Firstly, here is the World Bank series on real interest rates, posted for no other reasons than it is interesting to see, and because someone asked about the more recent data.
|Source: World Bank|
My other thought is what do we mean by saving. A lot of comments concern incentives to save. One idea of saving is someone putting money away for a later date. I think that is what Frances Coppola had in mind when she talked about savers complaining about low interest rates.
The savings data I have used is aggregate saving and so includes negative saving as well as positive. Positive saving happens when people consume less than their income and put the difference in the bank. Negative saving occurs when someone consumes more than their income and fills the gap by borrowing or running down their capital.
So when we think of incentives it is important to see both sides. There is perhaps here a difference of perspective. Looked at from the point of view of banks what incentivises their customers to save or to borrow is an important question. Indeed saving and borrowing are seen as very different activities. To an economist who thinks in aggregates, they are two aspects of the same thing.
The difference between banking and economic perspectives is a big topic and one I would like to explore, when work and family life allow.

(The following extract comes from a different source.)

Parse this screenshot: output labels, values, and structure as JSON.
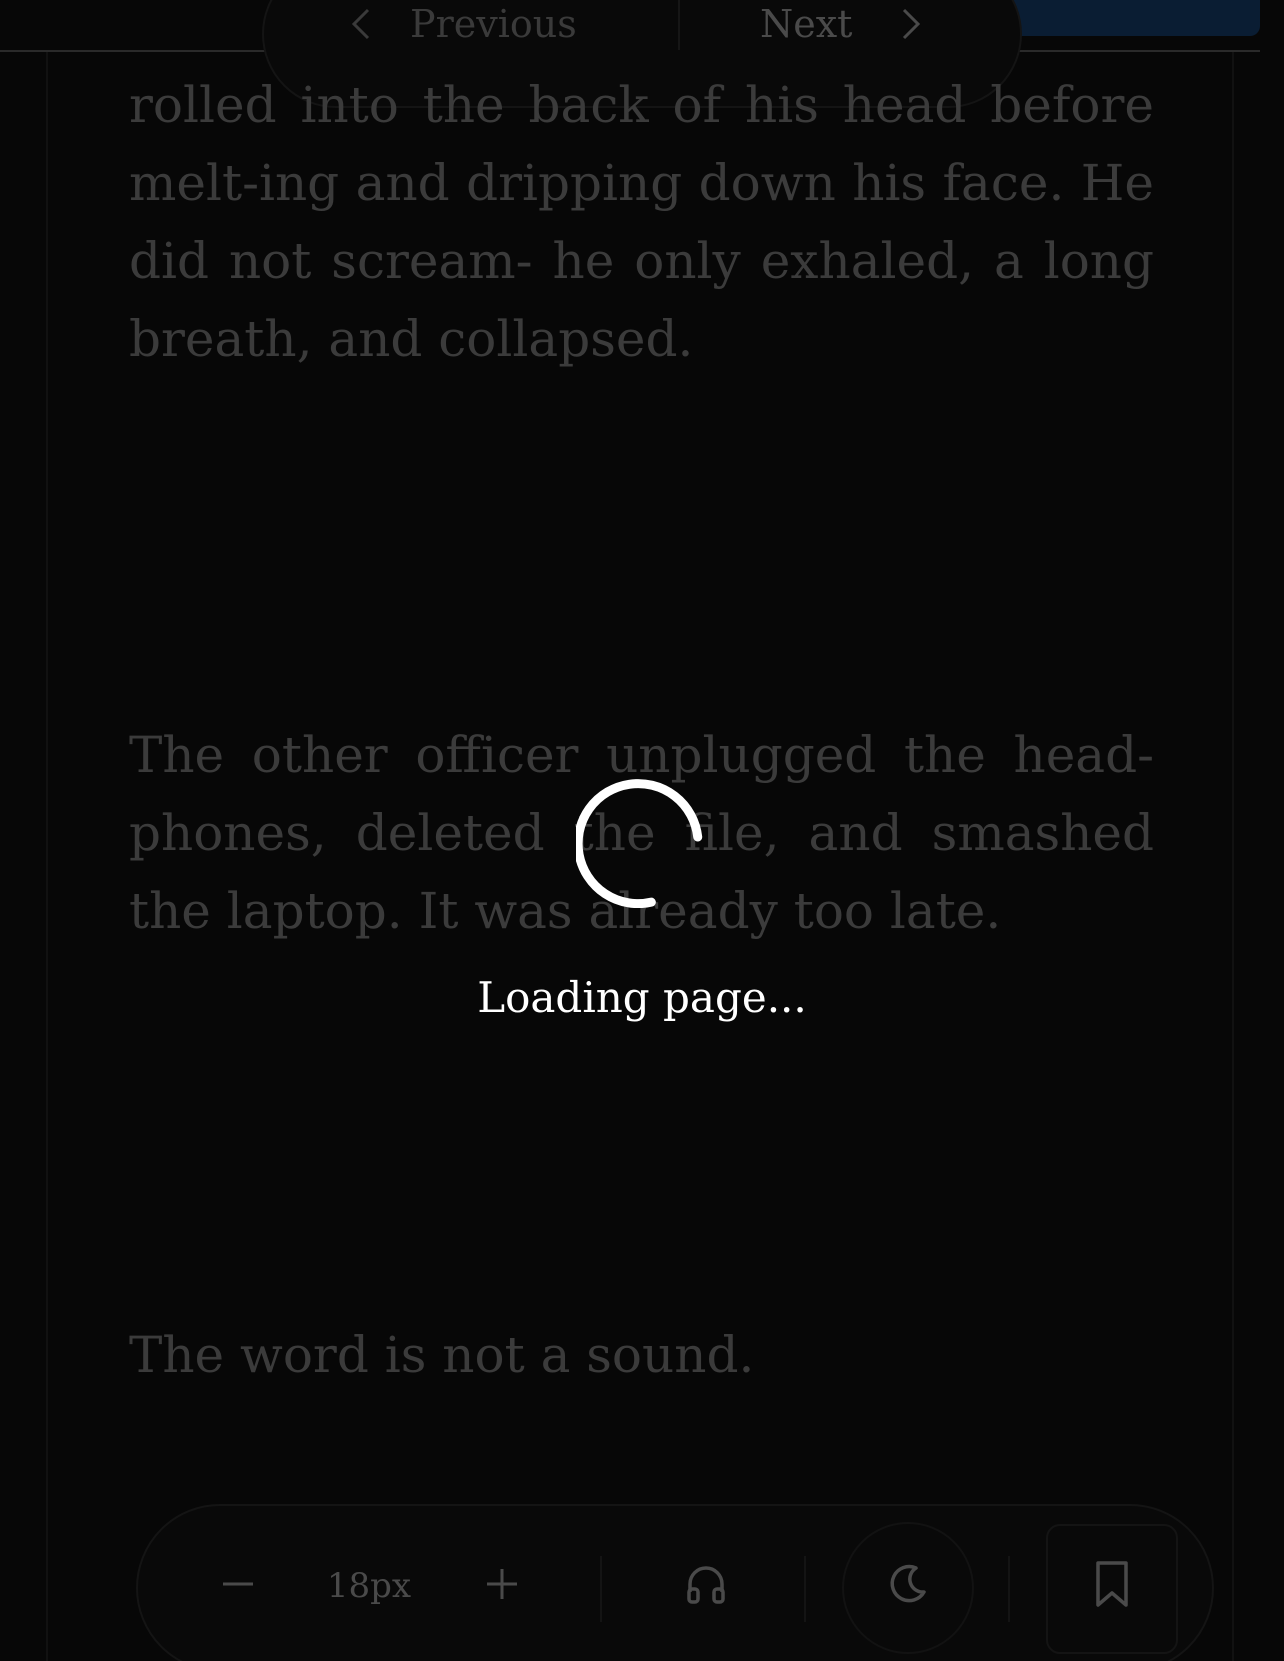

One point I haven't touched on is investment, by which I mean the purchase of real capital assets. (The purchase of financial assets is a type of saving.) I tend to look at these things from a simple Keynesian perspective where income is split between consumption and saving; and saving is used to finance investment.